◆ Assignment:
An exact copy of the listing below is needed, with no pictures in it.

§

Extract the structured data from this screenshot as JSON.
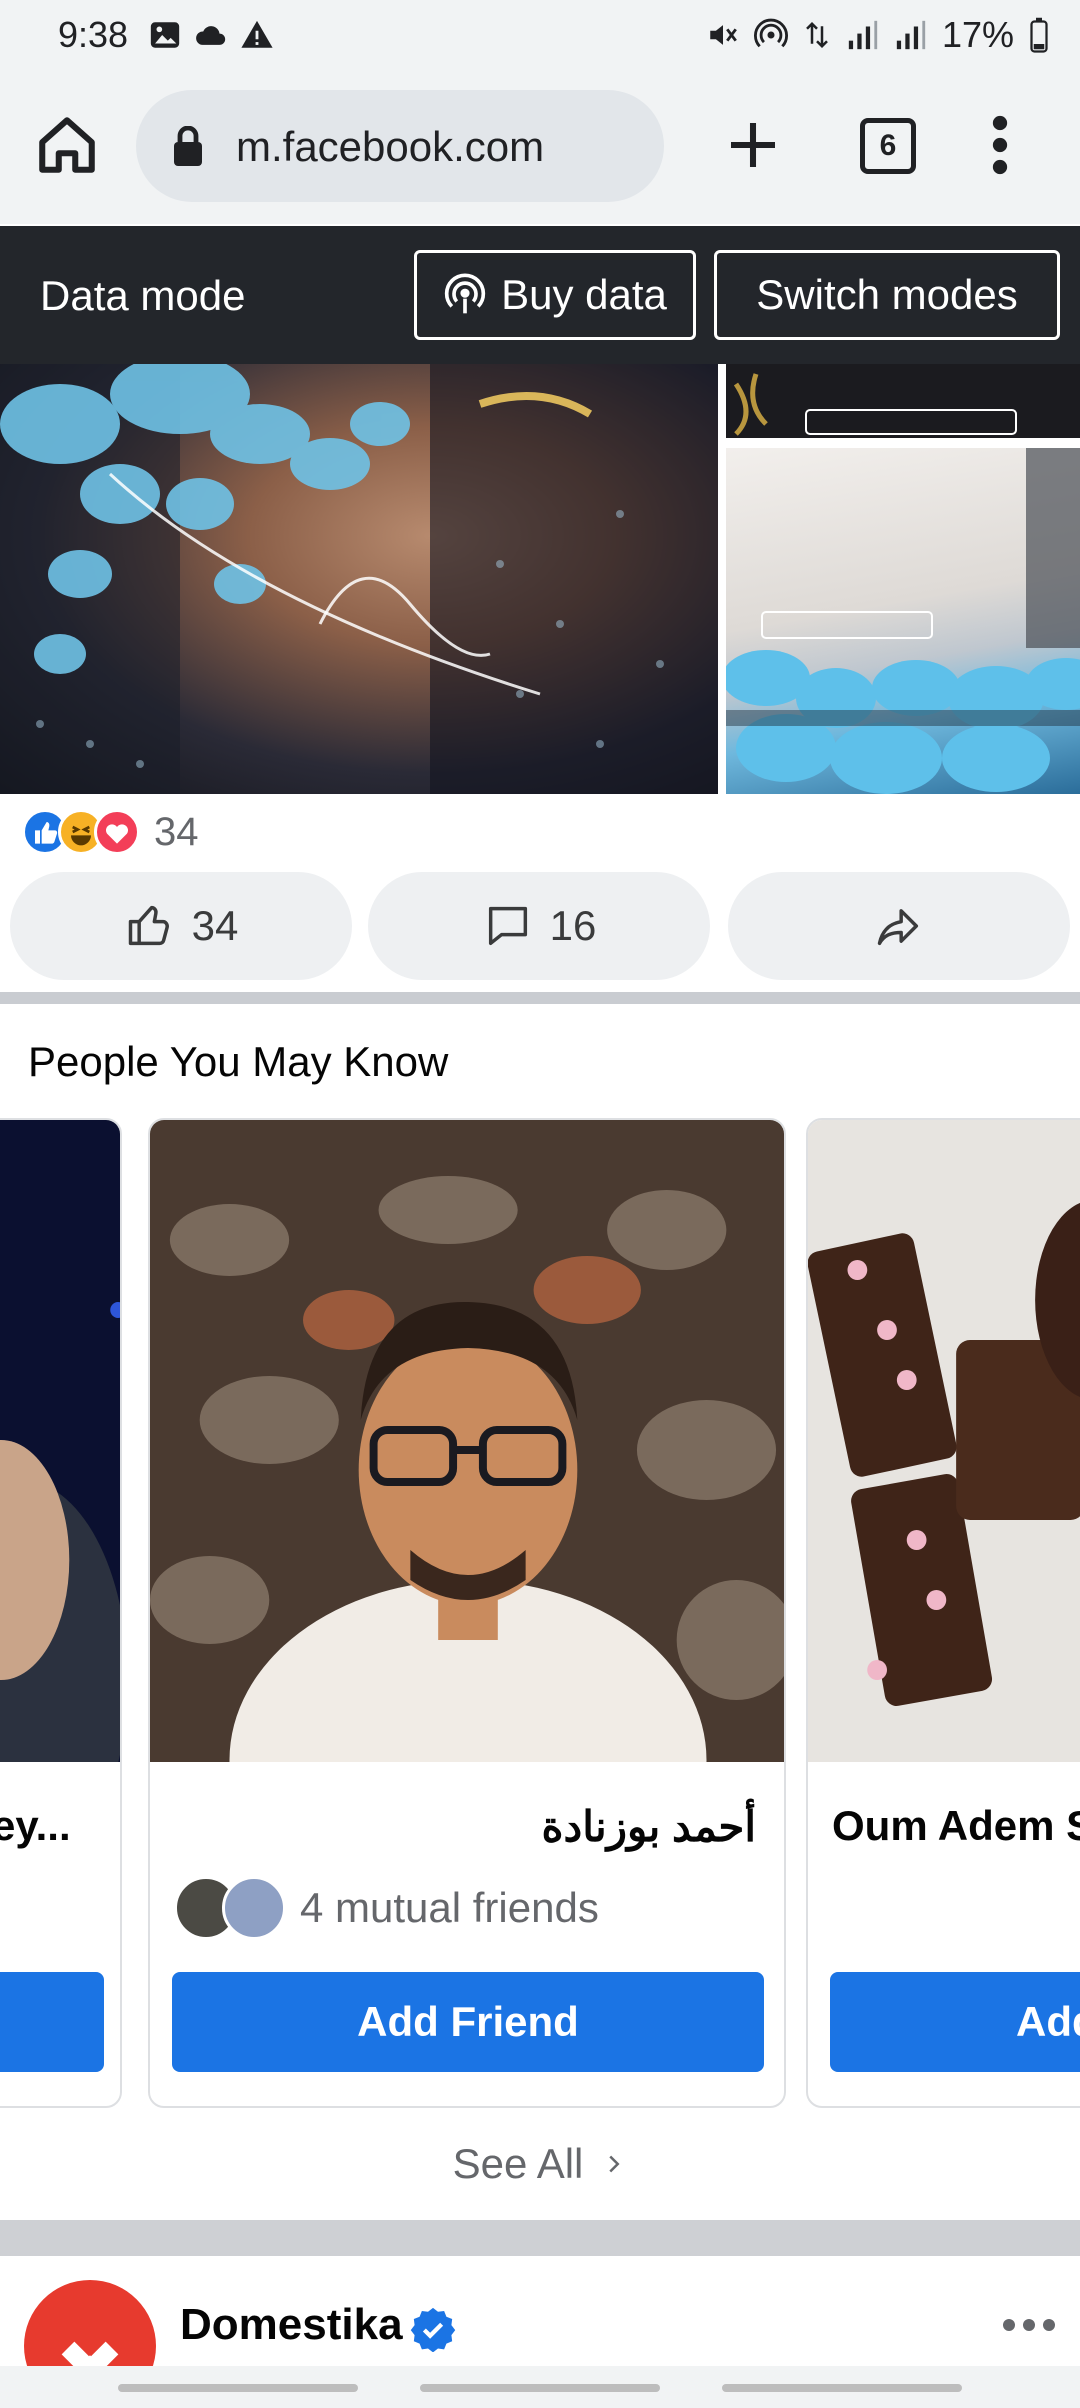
{
  "status_bar": {
    "time": "9:38",
    "battery": "17%",
    "left_icons": [
      "gallery-icon",
      "cloud-icon",
      "warning-icon"
    ],
    "right_icons": [
      "mute-icon",
      "hotspot-icon",
      "data-arrows-icon",
      "signal-icon",
      "signal-icon",
      "battery-icon"
    ]
  },
  "browser": {
    "url": "m.facebook.com",
    "tab_count": "6",
    "icons": [
      "home-icon",
      "lock-icon",
      "plus-icon",
      "tabs-icon",
      "more-vert-icon"
    ]
  },
  "data_mode": {
    "label": "Data mode",
    "buy_label": "Buy data",
    "switch_label": "Switch modes"
  },
  "post": {
    "reaction_count": "34",
    "reaction_icons": [
      "like-icon",
      "haha-icon",
      "love-icon"
    ],
    "like_count": "34",
    "comment_count": "16",
    "accent_color": "#1b74e4"
  },
  "pymk": {
    "title": "People You May Know",
    "cards": [
      {
        "name": "ey...",
        "button": ""
      },
      {
        "name": "أحمد بوزنادة",
        "mutual": "4 mutual friends",
        "button": "Add Friend"
      },
      {
        "name": "Oum Adem S",
        "button": "Add"
      }
    ],
    "see_all": "See All"
  },
  "next_post": {
    "name": "Domestika",
    "verified": true
  }
}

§

◆ Your solution:
Extract the structured data from this screenshot as JSON.
{
  "status_bar": {
    "time": "9:38",
    "battery": "17%",
    "left_icons": [
      "gallery-icon",
      "cloud-icon",
      "warning-icon"
    ],
    "right_icons": [
      "mute-icon",
      "hotspot-icon",
      "data-arrows-icon",
      "signal-icon",
      "signal-icon",
      "battery-icon"
    ]
  },
  "browser": {
    "url": "m.facebook.com",
    "tab_count": "6",
    "icons": [
      "home-icon",
      "lock-icon",
      "plus-icon",
      "tabs-icon",
      "more-vert-icon"
    ]
  },
  "data_mode": {
    "label": "Data mode",
    "buy_label": "Buy data",
    "switch_label": "Switch modes"
  },
  "post": {
    "reaction_count": "34",
    "reaction_icons": [
      "like-icon",
      "haha-icon",
      "love-icon"
    ],
    "like_count": "34",
    "comment_count": "16",
    "accent_color": "#1b74e4"
  },
  "pymk": {
    "title": "People You May Know",
    "cards": [
      {
        "name": "ey...",
        "button": ""
      },
      {
        "name": "أحمد بوزنادة",
        "mutual": "4 mutual friends",
        "button": "Add Friend"
      },
      {
        "name": "Oum Adem S",
        "button": "Add"
      }
    ],
    "see_all": "See All"
  },
  "next_post": {
    "name": "Domestika",
    "verified": true
  }
}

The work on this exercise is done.